Poor construction of roadways leads to potholes and road subsidence, which create serious hazards for drivers. This causes tire blowouts and structural damage to cars and trucks and also increases the chance of serious accidents.
Now, a research team from the University of Technology Sydney has developed a new “intelligent compaction” technology, which integrates into a road roller and can assess in real-time the quality of road base compaction. Improved road construction can reduce potholes and maintenance costs and lead to safer, more resilient roads.
The innovative machine-learning technique processes data from a sensor attached to a construction roller. “We have developed an advanced computer model that incorporates machine learning and big data from construction sites to predict the stiffness of compacted soil with a high degree of accuracy in a fraction of a second, so roller operators can make adjustments,” said Associate Professor Behzad Fatahi, who led the research, together with Professor Hadi Kahbbaz, Dr. Di Wu and Ph.D. student Zhengheng Xu.
Roads are generally made up of three or more layers, which are rolled and compacted. The subgrade layer is usually soil, followed by natural materials such as crushed rock and then asphalt or concrete on top. The variable nature of soil and moisture conditions can result in under or over-compacted material.
The adopted machine learning method incorporating Gaussian Kernel and Generalised Gegenbauer Kernel functions can reasonably predict the double-layered soil modulus during roller compaction. Researchers conducted additional analyses to observe the proper training size and number of iterations to achieve real-time quality control to be used by site engineers.

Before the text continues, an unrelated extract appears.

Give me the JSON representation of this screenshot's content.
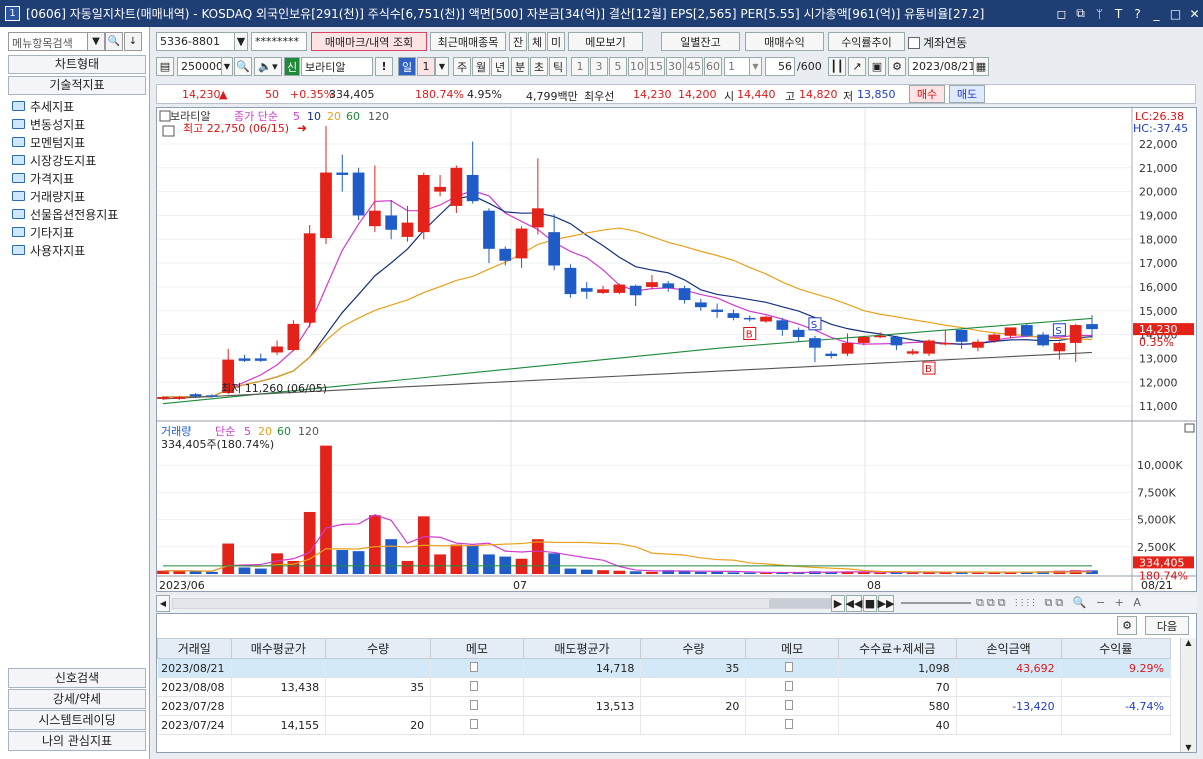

“Like Goldilocks, the compaction needs to be ‘just right’ to provide the correct structural integrity and strength. Over-compaction can break down the material and change its composition, and under-compaction can lead to uneven settlement,” said Associate Professor Fatahi. “A well-compacted multi-layer road base provides a stable foundation and increases the capacity of a road to bear heavy loads. Trucks can weigh up to 40 tonnes, so a poor quality base can quickly lead to cracks and weak spots in the asphalt surface.”
The research suggests the application of this technology could help build longer-lasting roads that can better withstand severe weather conditions. Researchers are now looking to test the new technology onsite for various ground and roller conditions for road, railway and dam construction projects. Also, they plan to explore the techniques to measure the density and moisture content of the compacted soil in real time during construction.
- Zhengheng Xu, Hadi Khabbaz, Behzad Fatahi and Di Wu. Double-layered granular soil modulus extraction for intelligent compaction using extended support vector machine learning considering soil-structure interaction. Engineering Structures, 2022; DOI: 10.1016/j.engstruct.2022.115180